Throughout history and across cultures, rich and powerful men typically have had more sexual partners, and thus more offspring, than those lower in the social hierarchy The Bible tells us that King Solomon had 700 wives, and 300 concubines. Large harems were the order of the day for the Egyptian Pharaohs, the Aztec Kings, the Turkish Sultans, the African Kings, and the Chinese Emperors. Idi Amin, the Ugandan despot of the 1970s, had four wives and thirty children. Queen Victoria’s son, later King Edward VII, had several mistresses and many short affairs. From his box in a theater he would survey the women in the audience and send his equerry to invite the most attractive to join him—one hundred years later heavy metal bands echo the strategy, with roadies taking the place of squires. President John F Kennedy had several long-term extramarital sexual relationships and many one-night stands, aided by a kind of cultural acceptance that Bill Clinton must surely have envied.
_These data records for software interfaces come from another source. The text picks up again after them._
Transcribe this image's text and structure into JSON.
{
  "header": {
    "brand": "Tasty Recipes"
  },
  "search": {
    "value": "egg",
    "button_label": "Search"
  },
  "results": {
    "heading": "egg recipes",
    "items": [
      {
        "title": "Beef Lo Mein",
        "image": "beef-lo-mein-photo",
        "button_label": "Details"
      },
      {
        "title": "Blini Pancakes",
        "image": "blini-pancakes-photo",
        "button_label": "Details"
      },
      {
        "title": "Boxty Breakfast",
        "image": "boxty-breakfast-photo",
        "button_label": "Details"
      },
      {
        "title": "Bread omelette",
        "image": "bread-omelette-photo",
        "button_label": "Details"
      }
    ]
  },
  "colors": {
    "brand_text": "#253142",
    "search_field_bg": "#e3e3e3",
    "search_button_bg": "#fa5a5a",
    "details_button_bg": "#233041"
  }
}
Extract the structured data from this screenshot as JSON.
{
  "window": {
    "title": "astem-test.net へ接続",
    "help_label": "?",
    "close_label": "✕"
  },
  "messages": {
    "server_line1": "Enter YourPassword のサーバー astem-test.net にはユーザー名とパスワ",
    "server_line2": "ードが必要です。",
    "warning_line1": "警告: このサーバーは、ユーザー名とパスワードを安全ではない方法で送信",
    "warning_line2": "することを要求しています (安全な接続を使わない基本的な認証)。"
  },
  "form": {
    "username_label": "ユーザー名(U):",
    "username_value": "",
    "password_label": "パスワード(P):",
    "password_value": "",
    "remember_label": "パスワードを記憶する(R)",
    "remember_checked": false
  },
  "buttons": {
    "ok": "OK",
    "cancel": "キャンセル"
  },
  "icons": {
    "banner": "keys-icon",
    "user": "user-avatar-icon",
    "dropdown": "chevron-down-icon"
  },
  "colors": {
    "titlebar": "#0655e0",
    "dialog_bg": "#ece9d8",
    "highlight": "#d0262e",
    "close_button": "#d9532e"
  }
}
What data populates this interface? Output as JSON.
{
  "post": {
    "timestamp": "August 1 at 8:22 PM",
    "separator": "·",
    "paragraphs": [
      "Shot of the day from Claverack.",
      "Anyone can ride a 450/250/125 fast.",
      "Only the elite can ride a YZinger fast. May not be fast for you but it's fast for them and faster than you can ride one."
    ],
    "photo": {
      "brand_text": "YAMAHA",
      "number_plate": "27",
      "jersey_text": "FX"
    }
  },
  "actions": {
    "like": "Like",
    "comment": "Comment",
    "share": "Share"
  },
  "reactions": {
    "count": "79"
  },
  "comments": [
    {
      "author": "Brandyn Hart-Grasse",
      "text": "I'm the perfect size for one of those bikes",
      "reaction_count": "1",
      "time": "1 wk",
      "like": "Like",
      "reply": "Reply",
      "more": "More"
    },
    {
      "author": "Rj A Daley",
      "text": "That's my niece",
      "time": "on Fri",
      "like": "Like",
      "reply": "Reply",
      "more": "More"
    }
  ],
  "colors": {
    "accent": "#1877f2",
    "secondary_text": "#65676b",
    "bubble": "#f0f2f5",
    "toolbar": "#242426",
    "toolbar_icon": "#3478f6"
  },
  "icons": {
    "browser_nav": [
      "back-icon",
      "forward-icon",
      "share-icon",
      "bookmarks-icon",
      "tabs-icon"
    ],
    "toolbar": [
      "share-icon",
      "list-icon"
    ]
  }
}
Even if not all generals rape as did Genghis Khan, and not all kings and presidents are promiscuous—nor all philanderers violent—we still need to explain why in every society, across time and space, men on average are much more violent than women. We argue that our evolutionary history is the key, and that while. the different behaviors of men and women in relation to sex and violence are modified by our upbringing, they are also written in our genes.
The standard social science paradigm tells us that the differences between the sexes are almost entirely determined by culture.
An evolutionary paradigm, in contrast, recognizes biological differences in male and female behavior, put in place over millions of years of evolution.
This is not an argument that nature necessarily triumphs over nurture, nor that culture is unimportant and genes omnipotent: It is simply a recognition that humans are subject to the same biology as every other living species.
History demonstrates that a behavioral predisposition is not predestination, because we can choose to express the impulses and tendencies we have inherited in many ways, some of them peaceful or creative. Our genes certainly help to set our personalities and temperaments, but our behavior can be molded by our families, environment, and cultures—and by our own decisions—in a rich variety of ways.